→ **Exercise**:
Omit every picture while you reproduce the entries that follow word for word.

BEGIN Input

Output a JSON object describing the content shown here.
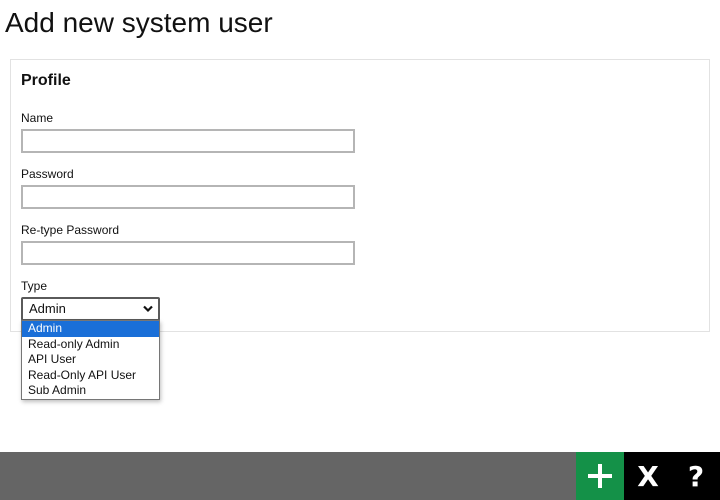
{
  "page": {
    "title": "Add new system user"
  },
  "profile": {
    "title": "Profile",
    "fields": {
      "name": {
        "label": "Name",
        "value": "",
        "placeholder": ""
      },
      "password": {
        "label": "Password",
        "value": "",
        "placeholder": ""
      },
      "retype_password": {
        "label": "Re-type Password",
        "value": "",
        "placeholder": ""
      },
      "type": {
        "label": "Type",
        "selected": "Admin",
        "options": [
          "Admin",
          "Read-only Admin",
          "API User",
          "Read-Only API User",
          "Sub Admin"
        ],
        "highlighted_index": 0,
        "expanded": true
      }
    }
  },
  "toolbar": {
    "add_icon": "plus-icon",
    "close_label": "X",
    "help_label": "?",
    "colors": {
      "bar": "#656565",
      "add": "#149148",
      "close": "#000000",
      "help": "#000000"
    }
  },
  "colors": {
    "selection": "#1a6fd8"
  }
}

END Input

→ **Response to the exercise**:
Output a JSON object describing the content shown here.
{
  "page": {
    "title": "Add new system user"
  },
  "profile": {
    "title": "Profile",
    "fields": {
      "name": {
        "label": "Name",
        "value": "",
        "placeholder": ""
      },
      "password": {
        "label": "Password",
        "value": "",
        "placeholder": ""
      },
      "retype_password": {
        "label": "Re-type Password",
        "value": "",
        "placeholder": ""
      },
      "type": {
        "label": "Type",
        "selected": "Admin",
        "options": [
          "Admin",
          "Read-only Admin",
          "API User",
          "Read-Only API User",
          "Sub Admin"
        ],
        "highlighted_index": 0,
        "expanded": true
      }
    }
  },
  "toolbar": {
    "add_icon": "plus-icon",
    "close_label": "X",
    "help_label": "?",
    "colors": {
      "bar": "#656565",
      "add": "#149148",
      "close": "#000000",
      "help": "#000000"
    }
  },
  "colors": {
    "selection": "#1a6fd8"
  }
}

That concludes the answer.